William Booth was born in Nottingham, England to an Anglican family. At thirteen he was converted in a Wesleyan Chapel in London. Soon his growing burden for the souls of men led him to begin bringing street people to the church.
Mr. Booth, whose job as a pawnbroker showed him the need of London's poorest, began preaching at 17. He brought so many of the poor and ragged drunkards to church that he was asked to leave. He was the pastor of a Methodist church until 1861 when he withdrew from the denomination.
In 1865 Booth came across a group of evangelists who were struggling to hold an open air meetings. Such was Booth's impact that he was invited to become the leader of the group. His first words to his wife when he returned home later in the day were: 'Kate, I've found my destiny!'
This small band of evangelists was the seed from which The Salvation Army grew. First they called themselves 'The Christian Revival Society' then they became 'The Christian Mission' finally in the autumn of 1878 they declared themselves to be 'The Salvation Army'. These changes of name prove their growing vision of a calling from God to engage in all out, no holds barred, war like mission in the name of Christ.
During his lifetime, the Salvation Army remained focused on salvation as opposed to the social gospel which is its trademark today. It is believed that more than 2,000,000 souls were converted by this great work.

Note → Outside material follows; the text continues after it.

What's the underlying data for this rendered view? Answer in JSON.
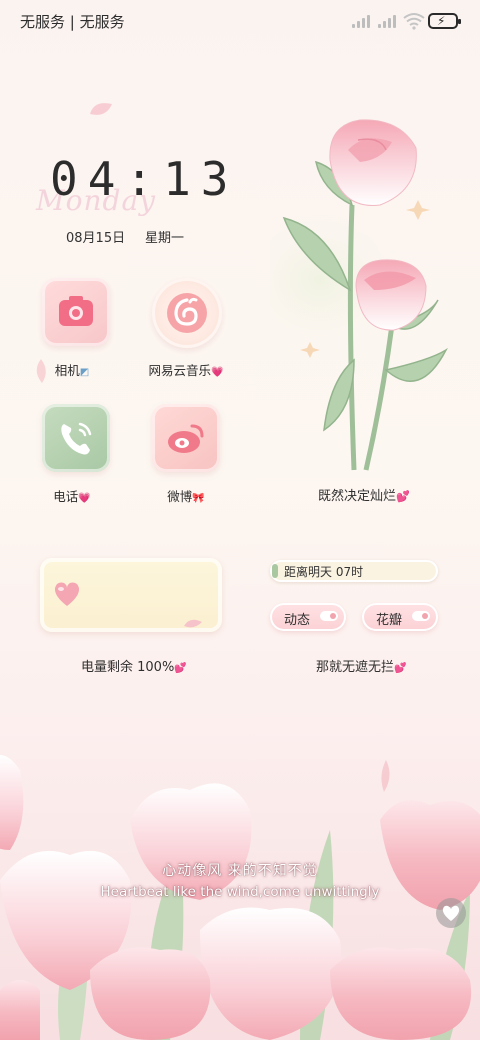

When Queen Victoria asked Mr. Booth the secret of his ministry, he replied, "I guess it is because God knows I am hungering to keep souls out of Hell!" William Booth died at the age of 83, still seeking to win men and women to Christ.